What you should do - Tally the lines below that contain the word "name", then give the tally alone.

Data shown -

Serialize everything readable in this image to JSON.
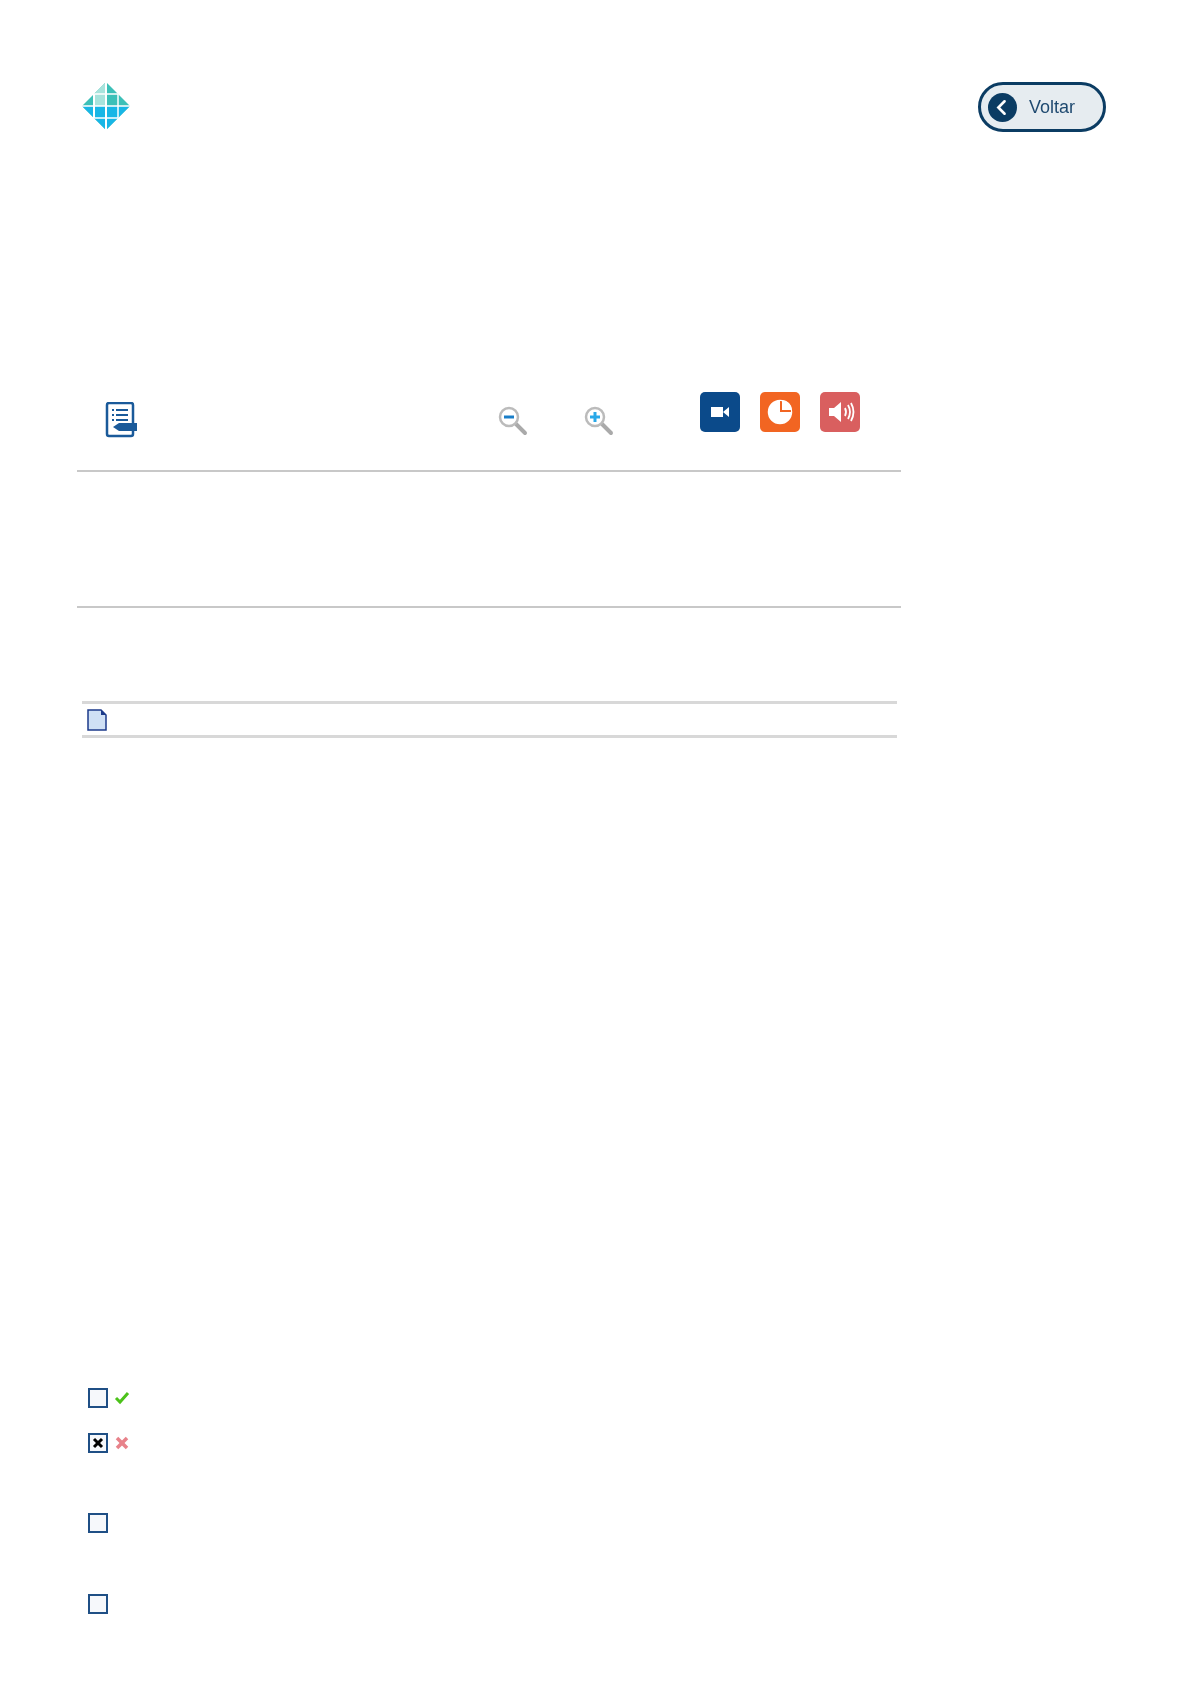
{
  "header": {
    "back_button": "Voltar"
  },
  "options": [
    {
      "checked": false,
      "kind": "correct"
    },
    {
      "checked": true,
      "kind": "wrong"
    },
    {
      "checked": false
    },
    {
      "checked": false
    }
  ]
}
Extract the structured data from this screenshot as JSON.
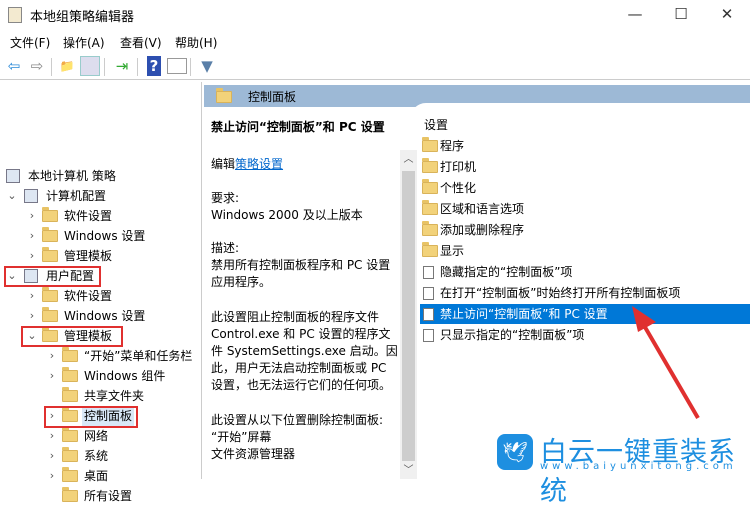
{
  "window": {
    "title": "本地组策略编辑器",
    "min": "—",
    "max": "☐",
    "close": "✕"
  },
  "menu": [
    "文件(F)",
    "操作(A)",
    "查看(V)",
    "帮助(H)"
  ],
  "toolbar": {
    "back": "⇦",
    "forward": "⇨",
    "up": "📁",
    "help": "?",
    "filter": "▼"
  },
  "tree": [
    {
      "label": "本地计算机 策略"
    },
    {
      "label": "计算机配置"
    },
    {
      "label": "软件设置"
    },
    {
      "label": "Windows 设置"
    },
    {
      "label": "管理模板"
    },
    {
      "label": "用户配置"
    },
    {
      "label": "软件设置"
    },
    {
      "label": "Windows 设置"
    },
    {
      "label": "管理模板"
    },
    {
      "label": "“开始”菜单和任务栏"
    },
    {
      "label": "Windows 组件"
    },
    {
      "label": "共享文件夹"
    },
    {
      "label": "控制面板"
    },
    {
      "label": "网络"
    },
    {
      "label": "系统"
    },
    {
      "label": "桌面"
    },
    {
      "label": "所有设置"
    }
  ],
  "header": {
    "title": "控制面板"
  },
  "detail": {
    "title": "禁止访问“控制面板”和 PC 设置",
    "edit_prefix": "编辑",
    "edit_link": "策略设置",
    "req_label": "要求:",
    "req_value": "Windows 2000 及以上版本",
    "desc_label": "描述:",
    "desc": [
      "禁用所有控制面板程序和 PC 设置",
      "应用程序。",
      "",
      "此设置阻止控制面板的程序文件",
      "Control.exe 和 PC 设置的程序文",
      "件 SystemSettings.exe 启动。因",
      "此，用户无法启动控制面板或 PC",
      "设置，也无法运行它们的任何项。",
      "",
      "此设置从以下位置删除控制面板:",
      "“开始”屏幕",
      "文件资源管理器"
    ]
  },
  "list": {
    "header": "设置",
    "items": [
      {
        "label": "程序",
        "type": "folder"
      },
      {
        "label": "打印机",
        "type": "folder"
      },
      {
        "label": "个性化",
        "type": "folder"
      },
      {
        "label": "区域和语言选项",
        "type": "folder"
      },
      {
        "label": "添加或删除程序",
        "type": "folder"
      },
      {
        "label": "显示",
        "type": "folder"
      },
      {
        "label": "隐藏指定的“控制面板”项",
        "type": "policy"
      },
      {
        "label": "在打开“控制面板”时始终打开所有控制面板项",
        "type": "policy"
      },
      {
        "label": "禁止访问“控制面板”和 PC 设置",
        "type": "policy",
        "selected": true
      },
      {
        "label": "只显示指定的“控制面板”项",
        "type": "policy"
      }
    ]
  },
  "watermark": {
    "name": "白云一键重装系统",
    "url": "www.baiyunxitong.com"
  },
  "colors": {
    "selection": "#0078d7",
    "header": "#9db9d6",
    "annotation": "#e0302f"
  }
}
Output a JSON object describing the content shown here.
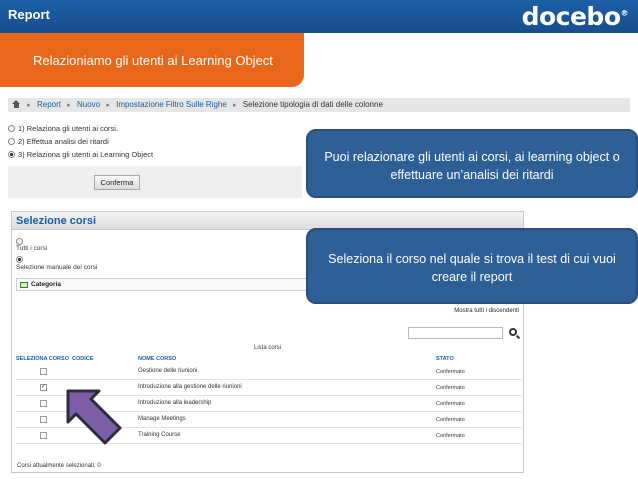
{
  "header": {
    "title": "Report",
    "logo": "docebo",
    "logo_mark": "®"
  },
  "banner": {
    "text": "Relazioniamo gli utenti ai Learning Object"
  },
  "breadcrumb": {
    "items": [
      "Report",
      "Nuovo",
      "Impostazione Filtro Sulle Righe"
    ],
    "current": "Selezione tipologia di dati delle colonne"
  },
  "report_type": {
    "options": [
      {
        "label": "1) Relaziona gli utenti ai corsi.",
        "selected": false
      },
      {
        "label": "2) Effettua analisi dei ritardi",
        "selected": false
      },
      {
        "label": "3) Relaziona gli utenti ai Learning Object",
        "selected": true
      }
    ],
    "confirm_label": "Conferma"
  },
  "course_panel": {
    "title": "Selezione corsi",
    "all_label": "Tutti i corsi",
    "manual_label": "Selezione manuale dei corsi",
    "category_label": "Categoria",
    "show_all_label": "Mostra tutti i discendenti",
    "list_title": "Lista corsi",
    "columns": {
      "select": "SELEZIONA CORSO",
      "code": "CODICE",
      "name": "NOME CORSO",
      "state": "STATO"
    },
    "rows": [
      {
        "name": "Gestione delle riunioni",
        "state": "Confermato",
        "checked": false
      },
      {
        "name": "Introduzione alla gestione delle riunioni",
        "state": "Confermato",
        "checked": true
      },
      {
        "name": "Introduzione alla leadership",
        "state": "Confermato",
        "checked": false
      },
      {
        "name": "Manage Meetings",
        "state": "Confermato",
        "checked": false
      },
      {
        "name": "Training Course",
        "state": "Confermato",
        "checked": false
      }
    ],
    "selected_count_label": "Corsi attualmente selezionati: 0"
  },
  "callouts": {
    "top": "Puoi relazionare gli utenti ai corsi, ai learning object o effettuare un’analisi dei ritardi",
    "bottom": "Seleziona il corso nel quale si trova il test di cui vuoi creare il report"
  },
  "colors": {
    "header_blue": "#1d5fa6",
    "banner_orange": "#e8671a",
    "callout_blue": "#2e5f97",
    "arrow_purple": "#7b5ea7"
  }
}
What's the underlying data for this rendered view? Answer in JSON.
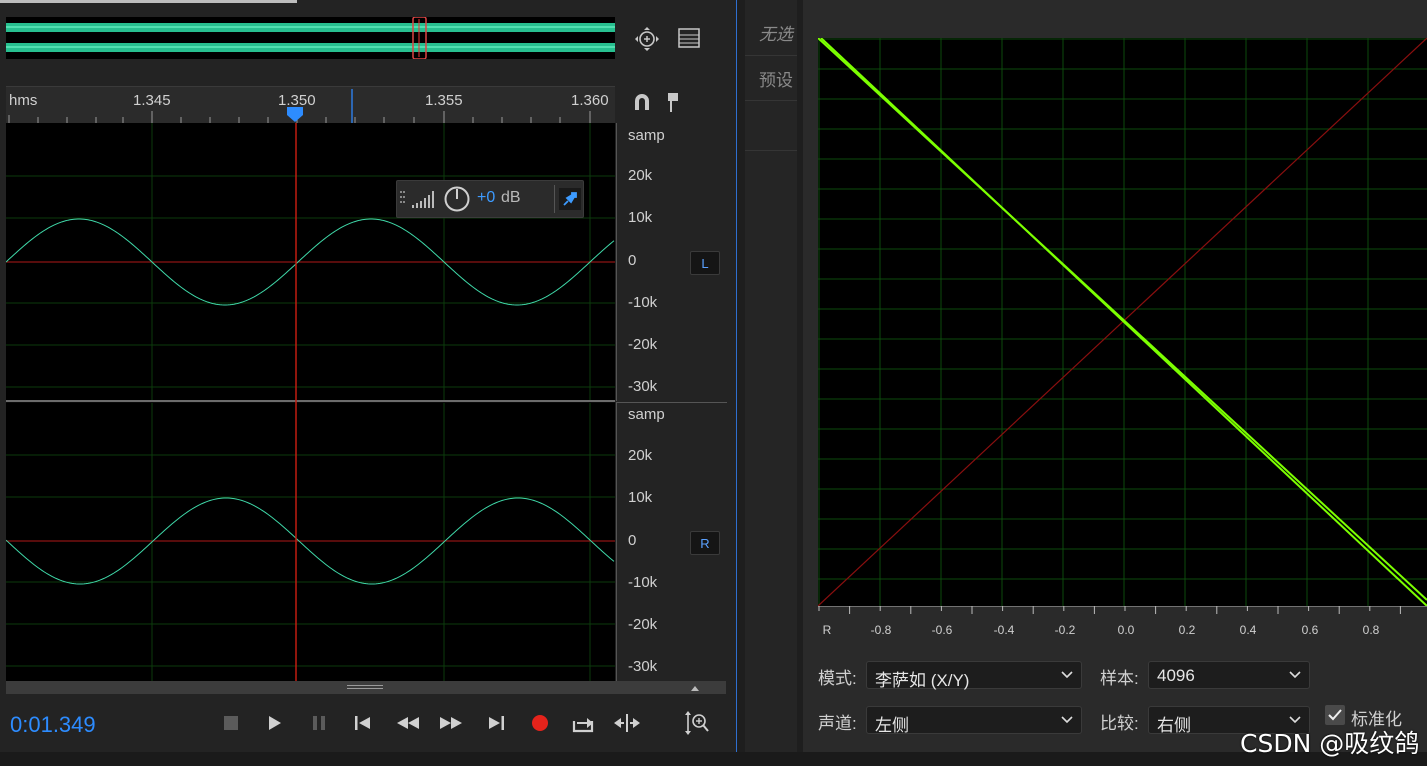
{
  "overview": {
    "zoom_icon": "zoom-navigator-icon",
    "spectral_icon": "spectral-view-icon"
  },
  "ruler": {
    "unit": "hms",
    "ticks": [
      "1.345",
      "1.350",
      "1.355",
      "1.360"
    ],
    "snap_icon": "magnet-icon",
    "marker_icon": "marker-pin-icon"
  },
  "gain_hud": {
    "value": "+0",
    "unit": "dB"
  },
  "channels": [
    {
      "name": "L",
      "scale_unit": "samp",
      "scale": [
        "20k",
        "10k",
        "0",
        "-10k",
        "-20k",
        "-30k"
      ]
    },
    {
      "name": "R",
      "scale_unit": "samp",
      "scale": [
        "20k",
        "10k",
        "0",
        "-10k",
        "-20k",
        "-30k"
      ]
    }
  ],
  "transport": {
    "timecode": "0:01.349",
    "buttons": [
      "stop",
      "play",
      "pause",
      "to-start",
      "rewind",
      "fast-forward",
      "to-end",
      "record",
      "loop",
      "skip-selection",
      "zoom-amplitude"
    ]
  },
  "midpanel": {
    "item1": "无选",
    "item2": "预设"
  },
  "phase_meter": {
    "x_ticks": [
      "R",
      "-0.8",
      "-0.6",
      "-0.4",
      "-0.2",
      "0.0",
      "0.2",
      "0.4",
      "0.6",
      "0.8"
    ],
    "mode_label": "模式:",
    "mode_value": "李萨如 (X/Y)",
    "samples_label": "样本:",
    "samples_value": "4096",
    "channel_label": "声道:",
    "channel_value": "左侧",
    "compare_label": "比较:",
    "compare_value": "右侧",
    "normalize_label": "标准化",
    "normalize_checked": true
  },
  "colors": {
    "waveform": "#3fd8a8",
    "accent": "#2d8cff",
    "playhead": "#c01c10",
    "xy_trace": "#7cff00",
    "grid": "#0d4a0d"
  },
  "watermark": "CSDN @吸纹鸽"
}
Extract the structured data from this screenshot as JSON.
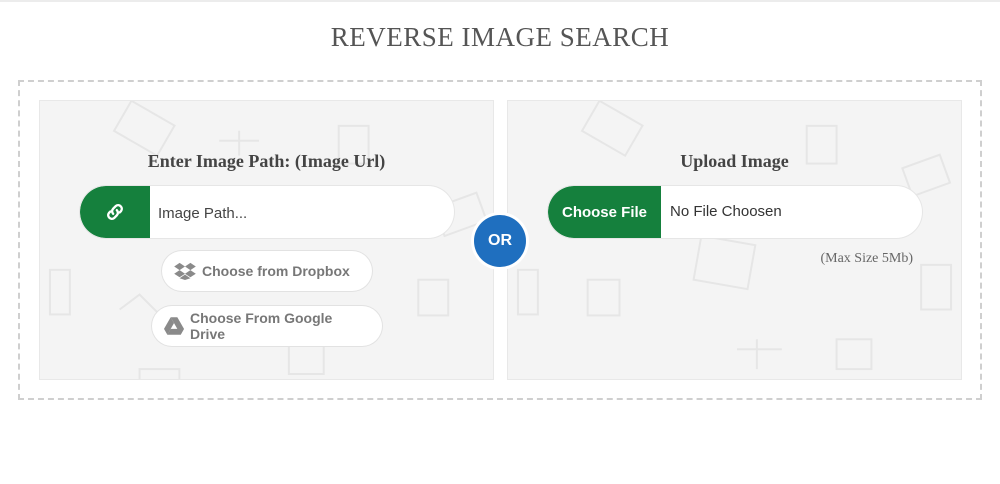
{
  "page": {
    "title": "REVERSE IMAGE SEARCH"
  },
  "url_panel": {
    "heading": "Enter Image Path: (Image Url)",
    "input_placeholder": "Image Path...",
    "link_icon": "link-icon",
    "dropbox_label": "Choose from Dropbox",
    "dropbox_icon": "dropbox-icon",
    "gdrive_label": "Choose From Google Drive",
    "gdrive_icon": "google-drive-icon"
  },
  "separator": {
    "label": "OR"
  },
  "upload_panel": {
    "heading": "Upload Image",
    "choose_file_label": "Choose File",
    "file_status": "No File Choosen",
    "max_size_note": "(Max Size 5Mb)"
  },
  "colors": {
    "accent_green": "#15803d",
    "or_blue": "#1f6fbf",
    "panel_bg": "#f4f4f4",
    "dashed_border": "#cfcfcf"
  }
}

Answer section - 9